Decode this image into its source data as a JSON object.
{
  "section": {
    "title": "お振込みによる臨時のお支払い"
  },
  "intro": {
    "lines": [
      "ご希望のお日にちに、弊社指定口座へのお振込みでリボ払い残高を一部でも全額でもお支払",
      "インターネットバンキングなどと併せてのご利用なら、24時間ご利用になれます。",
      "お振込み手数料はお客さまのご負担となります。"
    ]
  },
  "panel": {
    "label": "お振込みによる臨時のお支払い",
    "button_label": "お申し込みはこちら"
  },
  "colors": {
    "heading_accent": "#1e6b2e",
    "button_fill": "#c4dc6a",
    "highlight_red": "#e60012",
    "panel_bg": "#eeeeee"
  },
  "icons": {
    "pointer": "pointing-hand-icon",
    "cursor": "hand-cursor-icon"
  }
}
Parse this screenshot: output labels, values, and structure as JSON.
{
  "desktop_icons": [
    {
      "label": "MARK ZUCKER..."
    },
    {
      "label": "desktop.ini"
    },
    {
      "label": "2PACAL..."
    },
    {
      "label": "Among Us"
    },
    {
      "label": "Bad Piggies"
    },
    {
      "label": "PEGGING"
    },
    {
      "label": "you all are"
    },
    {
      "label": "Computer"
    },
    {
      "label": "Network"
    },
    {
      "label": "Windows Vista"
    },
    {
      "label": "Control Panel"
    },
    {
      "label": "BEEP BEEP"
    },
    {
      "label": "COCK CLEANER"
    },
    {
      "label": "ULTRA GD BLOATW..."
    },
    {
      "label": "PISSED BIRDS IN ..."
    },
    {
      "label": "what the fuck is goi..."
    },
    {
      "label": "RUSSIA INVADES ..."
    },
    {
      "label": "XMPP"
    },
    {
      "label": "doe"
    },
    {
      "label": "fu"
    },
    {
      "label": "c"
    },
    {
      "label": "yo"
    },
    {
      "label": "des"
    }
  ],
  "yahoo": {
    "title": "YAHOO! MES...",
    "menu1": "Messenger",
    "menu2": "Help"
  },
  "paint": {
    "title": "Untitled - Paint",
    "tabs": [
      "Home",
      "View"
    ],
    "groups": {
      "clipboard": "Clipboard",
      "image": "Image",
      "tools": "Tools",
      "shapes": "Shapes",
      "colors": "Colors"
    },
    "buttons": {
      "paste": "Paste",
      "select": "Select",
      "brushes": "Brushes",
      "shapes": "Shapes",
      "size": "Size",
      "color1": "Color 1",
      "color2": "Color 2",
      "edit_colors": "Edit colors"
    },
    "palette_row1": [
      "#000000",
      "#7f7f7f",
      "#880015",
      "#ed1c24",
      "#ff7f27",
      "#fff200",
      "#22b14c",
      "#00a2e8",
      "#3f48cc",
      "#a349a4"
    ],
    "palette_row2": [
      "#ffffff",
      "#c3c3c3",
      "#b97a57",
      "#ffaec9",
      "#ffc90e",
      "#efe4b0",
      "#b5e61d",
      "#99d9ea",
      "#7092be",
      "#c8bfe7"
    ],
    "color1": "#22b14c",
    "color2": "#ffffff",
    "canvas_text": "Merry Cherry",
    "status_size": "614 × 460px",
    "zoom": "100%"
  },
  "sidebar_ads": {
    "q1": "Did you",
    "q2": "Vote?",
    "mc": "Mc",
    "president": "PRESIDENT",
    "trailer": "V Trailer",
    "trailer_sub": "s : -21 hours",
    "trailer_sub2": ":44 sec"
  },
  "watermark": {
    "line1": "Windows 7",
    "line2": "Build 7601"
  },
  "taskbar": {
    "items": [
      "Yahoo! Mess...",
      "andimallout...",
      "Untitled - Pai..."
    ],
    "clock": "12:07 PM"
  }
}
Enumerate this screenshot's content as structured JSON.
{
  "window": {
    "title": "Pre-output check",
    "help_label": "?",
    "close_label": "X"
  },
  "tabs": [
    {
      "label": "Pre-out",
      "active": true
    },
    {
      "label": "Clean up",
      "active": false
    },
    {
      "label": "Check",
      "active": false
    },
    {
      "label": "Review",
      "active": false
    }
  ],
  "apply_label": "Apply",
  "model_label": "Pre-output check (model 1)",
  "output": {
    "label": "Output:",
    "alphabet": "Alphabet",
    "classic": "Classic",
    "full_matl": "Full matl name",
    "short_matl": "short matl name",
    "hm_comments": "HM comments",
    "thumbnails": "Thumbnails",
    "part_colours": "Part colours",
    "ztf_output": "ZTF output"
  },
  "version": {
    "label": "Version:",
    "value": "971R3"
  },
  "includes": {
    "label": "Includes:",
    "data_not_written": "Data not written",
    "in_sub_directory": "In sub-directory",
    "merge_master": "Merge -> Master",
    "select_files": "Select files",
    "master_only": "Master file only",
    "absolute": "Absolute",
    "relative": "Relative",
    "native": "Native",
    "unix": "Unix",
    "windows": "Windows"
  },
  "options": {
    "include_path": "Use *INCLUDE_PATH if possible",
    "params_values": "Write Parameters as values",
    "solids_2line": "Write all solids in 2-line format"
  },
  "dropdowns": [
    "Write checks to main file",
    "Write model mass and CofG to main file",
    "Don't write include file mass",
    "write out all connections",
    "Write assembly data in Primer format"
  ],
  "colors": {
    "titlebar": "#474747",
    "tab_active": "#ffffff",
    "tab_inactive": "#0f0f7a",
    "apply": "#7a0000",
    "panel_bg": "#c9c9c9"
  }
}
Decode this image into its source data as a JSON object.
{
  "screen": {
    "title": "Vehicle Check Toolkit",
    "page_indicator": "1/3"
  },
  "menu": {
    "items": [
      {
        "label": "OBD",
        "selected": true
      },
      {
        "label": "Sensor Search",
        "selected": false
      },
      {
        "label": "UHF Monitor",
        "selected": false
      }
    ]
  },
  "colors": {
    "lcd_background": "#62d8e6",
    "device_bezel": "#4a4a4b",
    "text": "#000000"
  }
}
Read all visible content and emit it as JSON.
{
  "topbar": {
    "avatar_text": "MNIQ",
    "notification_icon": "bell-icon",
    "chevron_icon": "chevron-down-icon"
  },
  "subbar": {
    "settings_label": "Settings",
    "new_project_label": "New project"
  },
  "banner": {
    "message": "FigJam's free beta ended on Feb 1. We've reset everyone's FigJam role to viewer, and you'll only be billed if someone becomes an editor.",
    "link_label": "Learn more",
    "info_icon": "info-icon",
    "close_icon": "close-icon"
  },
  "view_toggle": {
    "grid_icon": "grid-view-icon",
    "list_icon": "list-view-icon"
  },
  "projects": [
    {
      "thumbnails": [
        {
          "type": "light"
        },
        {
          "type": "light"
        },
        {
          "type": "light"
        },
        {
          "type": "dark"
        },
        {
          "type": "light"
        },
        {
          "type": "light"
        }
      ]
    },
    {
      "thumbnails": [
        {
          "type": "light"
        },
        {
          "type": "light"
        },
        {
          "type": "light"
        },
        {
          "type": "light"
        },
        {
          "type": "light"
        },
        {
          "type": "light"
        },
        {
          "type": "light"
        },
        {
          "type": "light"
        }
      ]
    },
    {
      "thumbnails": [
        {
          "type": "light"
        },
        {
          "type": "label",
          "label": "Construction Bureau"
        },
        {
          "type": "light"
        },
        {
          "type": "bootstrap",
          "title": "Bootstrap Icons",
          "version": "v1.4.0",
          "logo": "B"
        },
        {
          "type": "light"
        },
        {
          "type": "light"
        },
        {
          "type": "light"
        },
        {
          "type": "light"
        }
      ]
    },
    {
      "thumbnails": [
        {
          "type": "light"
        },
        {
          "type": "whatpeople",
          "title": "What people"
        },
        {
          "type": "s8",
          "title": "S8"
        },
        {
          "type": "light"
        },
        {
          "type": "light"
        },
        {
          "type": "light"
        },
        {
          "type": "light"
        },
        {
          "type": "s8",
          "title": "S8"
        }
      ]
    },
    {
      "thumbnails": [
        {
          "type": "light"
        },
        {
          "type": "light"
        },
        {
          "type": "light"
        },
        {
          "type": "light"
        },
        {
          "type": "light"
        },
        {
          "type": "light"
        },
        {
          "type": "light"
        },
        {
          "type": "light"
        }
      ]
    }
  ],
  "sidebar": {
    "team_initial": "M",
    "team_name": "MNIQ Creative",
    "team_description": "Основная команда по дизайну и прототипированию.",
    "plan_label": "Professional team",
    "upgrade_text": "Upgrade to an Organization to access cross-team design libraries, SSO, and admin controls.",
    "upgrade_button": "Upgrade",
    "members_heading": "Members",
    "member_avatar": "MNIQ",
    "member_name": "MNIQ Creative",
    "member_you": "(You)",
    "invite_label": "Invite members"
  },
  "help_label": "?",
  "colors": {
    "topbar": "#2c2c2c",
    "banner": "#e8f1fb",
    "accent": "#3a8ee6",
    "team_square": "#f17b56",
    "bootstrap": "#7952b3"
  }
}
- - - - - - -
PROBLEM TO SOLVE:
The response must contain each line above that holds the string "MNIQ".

ANSWER SPACE:
    "avatar_text": "MNIQ",
    "team_name": "MNIQ Creative",
    "member_avatar": "MNIQ",
    "member_name": "MNIQ Creative",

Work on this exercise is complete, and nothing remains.